Die Casting: Four Critical Tips for Designing the Perfect Casting

If you are planning on fabricating metal products through die casting, you should hire an experienced designer for casting design. In general, creating the best casting for specific applications can be challenging. If the design is not reliable, you will spend more money, and the fabrication process can become unnecessarily complicated. Here are essential tips to consider if you would like to be involved in designing the casting.

Opt for Uniform Wall Thickness

When designing your casting, you should plan on creating a uniform wall. In simple terms, the casting should not have walls with different degrees of thickness. The choice to create uniform walls will ensure better metal flow during fabrication, and the casting will be filled better, improving the quality of your products. Also, you should note that uniform walls will not experience unusual dimensional variations which are caused by different cooling rates of molten metal.

Minimise the Sharp Corners

The corners of your casting should not be sharp. If possible, both the inside and outside corners should be as large as possible. If your casting has gentler fillet radii or inside corners, the casting will be filled more efficiently with metal during fabrication. As a result, the final product will have a better quality. In addition, if the outside corners or corner radii are smoother, the cast die will provide longer service. Dice tend to degrade and wear out forces if they have sharp corners.

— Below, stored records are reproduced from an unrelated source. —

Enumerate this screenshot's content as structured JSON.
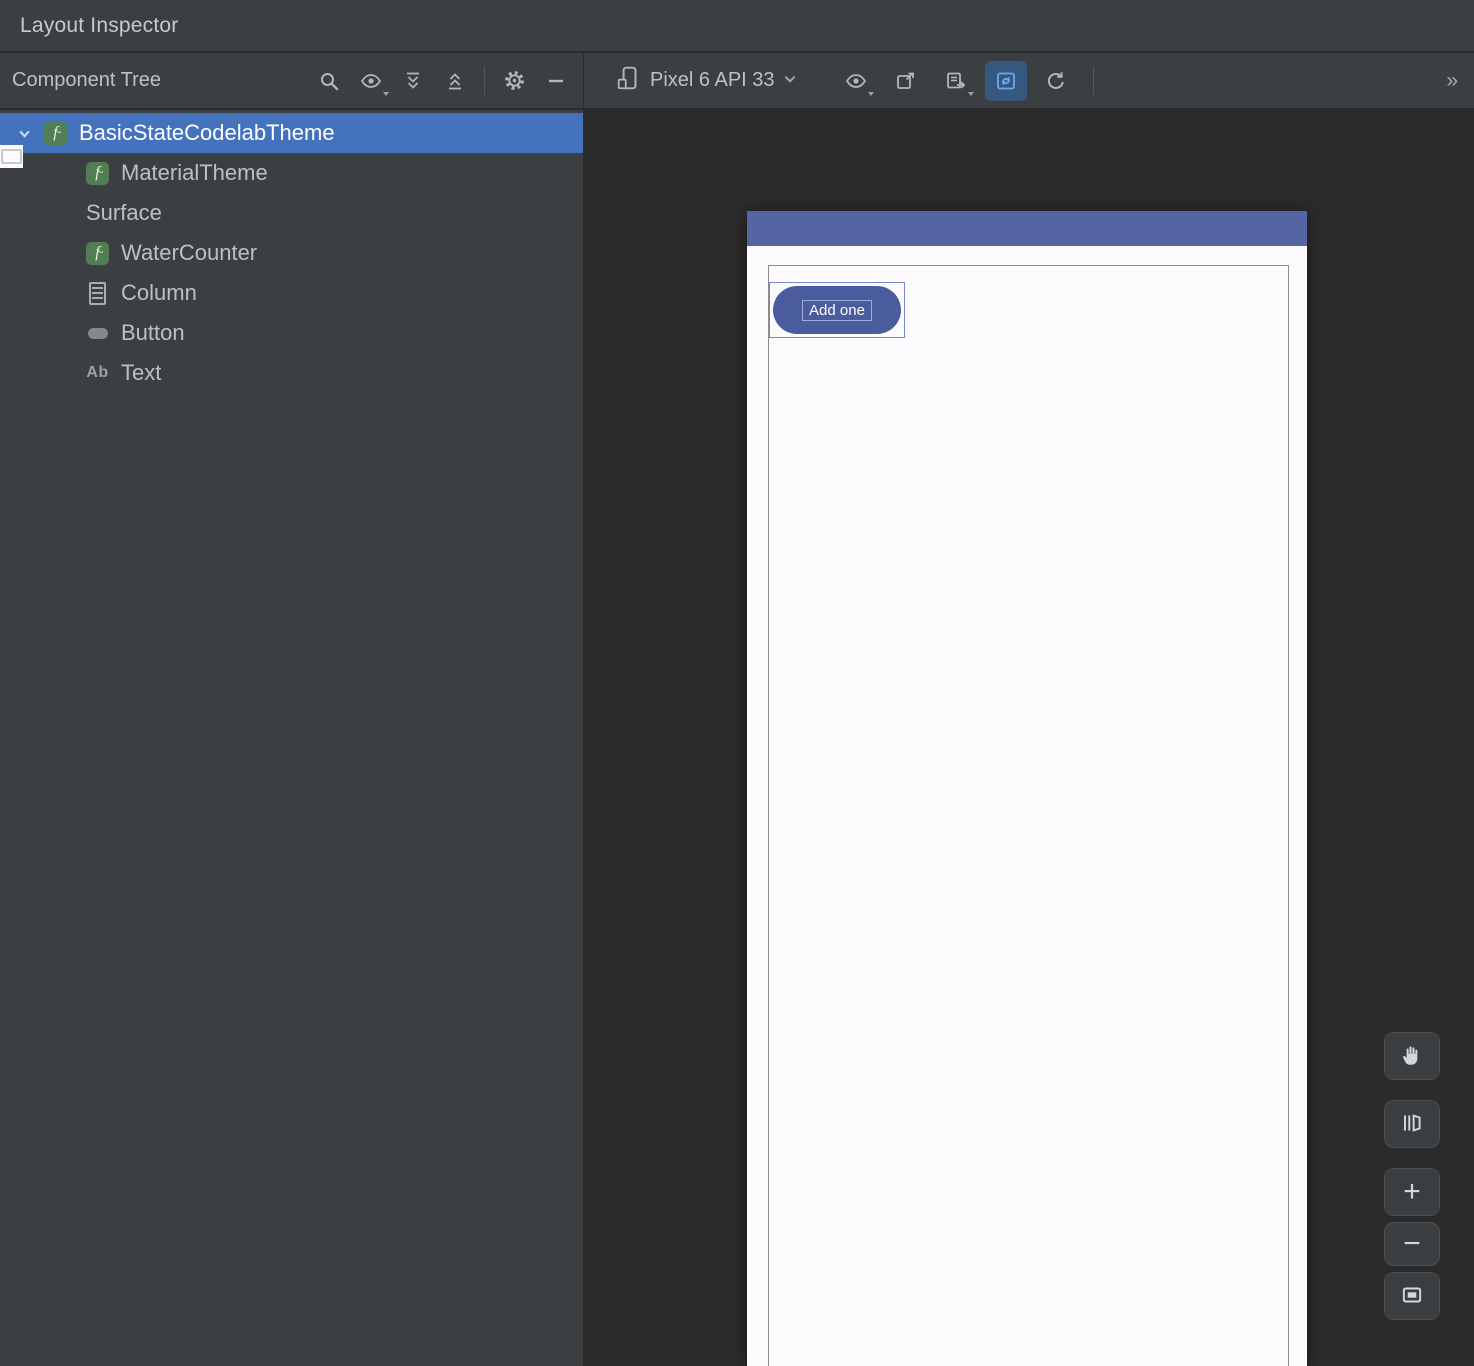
{
  "window": {
    "title": "Layout Inspector"
  },
  "toolbar": {
    "panel_title": "Component Tree",
    "left_icons": [
      "search-icon",
      "visibility-options-icon",
      "expand-all-icon",
      "collapse-all-icon",
      "settings-gear-icon",
      "hide-panel-icon"
    ],
    "device": {
      "label": "Pixel 6 API 33",
      "icon": "device-phone-icon",
      "chevron": "chevron-down-icon"
    },
    "right_icons": [
      "visibility-options-icon",
      "snapshot-icon",
      "export-snapshot-icon",
      "live-updates-toggle-icon",
      "refresh-icon"
    ],
    "live_updates_active": true,
    "overflow_label": "»"
  },
  "tree": {
    "items": [
      {
        "label": "BasicStateCodelabTheme",
        "icon": "composable-icon",
        "indent": 0,
        "selected": true,
        "expanded": true
      },
      {
        "label": "MaterialTheme",
        "icon": "composable-icon",
        "indent": 1,
        "selected": false
      },
      {
        "label": "Surface",
        "icon": "surface-icon",
        "indent": 1,
        "selected": false
      },
      {
        "label": "WaterCounter",
        "icon": "composable-icon",
        "indent": 1,
        "selected": false
      },
      {
        "label": "Column",
        "icon": "column-icon",
        "indent": 1,
        "selected": false
      },
      {
        "label": "Button",
        "icon": "button-icon",
        "indent": 1,
        "selected": false
      },
      {
        "label": "Text",
        "icon": "text-icon",
        "indent": 1,
        "selected": false,
        "icon_text": "Ab"
      }
    ]
  },
  "icons": {
    "composable_glyph": "f",
    "text_glyph": "Ab"
  },
  "canvas": {
    "device_screen": {
      "button_label": "Add one",
      "appbar_color": "#5565a4",
      "button_color": "#4a5c9d",
      "surface_color": "#fdfbfe"
    },
    "controls": {
      "pan": "pan-hand-icon",
      "mode_3d": "3d-mode-icon",
      "zoom_in_label": "+",
      "zoom_out_label": "−",
      "zoom_to_fit": "zoom-to-fit-icon"
    }
  },
  "colors": {
    "panel_bg": "#3c3f41",
    "canvas_bg": "#2b2b2b",
    "selection_bg": "#4472bd",
    "text": "#bdc0c3",
    "live_toggle_bg": "#365880"
  }
}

Choose Tapered Walls

You should plan on incorporating tapered walls in your casting design. The tapering or the draft is critical in die casting. This property ensures that the created metal product can be removed from the die after fabrication. The concept is similar to the design of a muffin tin. The tapered walls of the muffin tin allow the baked good to be removed with ease. Ideally, there should be more taper on the inside walls in your casting design. This is beneficial because metal shrinks as it cools. Therefore, the formed metal can be difficult to remove. The extra draft allows for easier removal.

Eliminate Undercuts

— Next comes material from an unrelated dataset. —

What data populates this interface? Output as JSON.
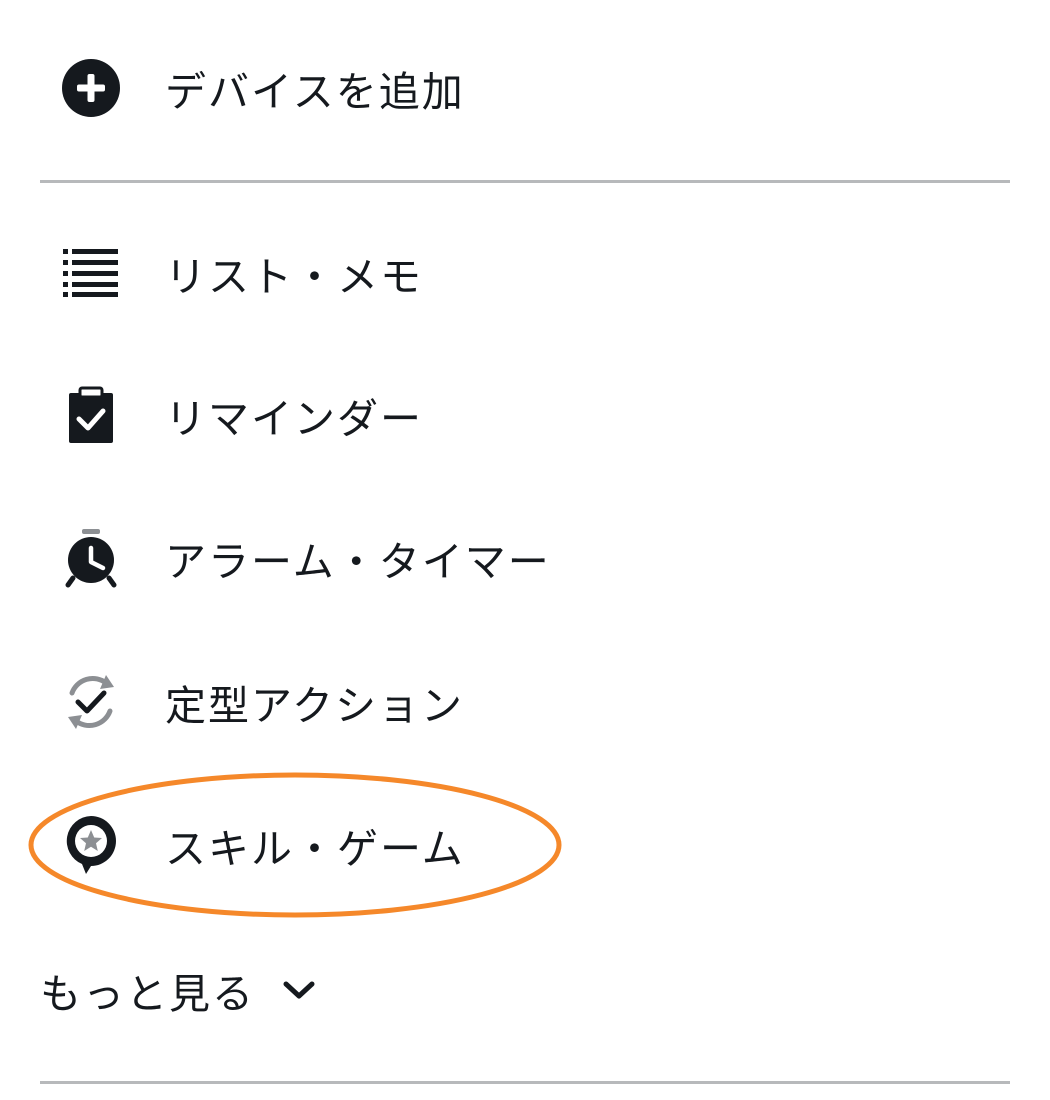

Undercuts in fabrication are recessed surfaces in otherwise smooth structures. The general geometry of an undercut does not allow for its inclusion in a standard die cast. If you want to include this feature, you must have a moving member in the die called a slide. This type of special casting will be more expensive, and it will require more time for fabrication. Therefore, where possible, you should avoid undercuts.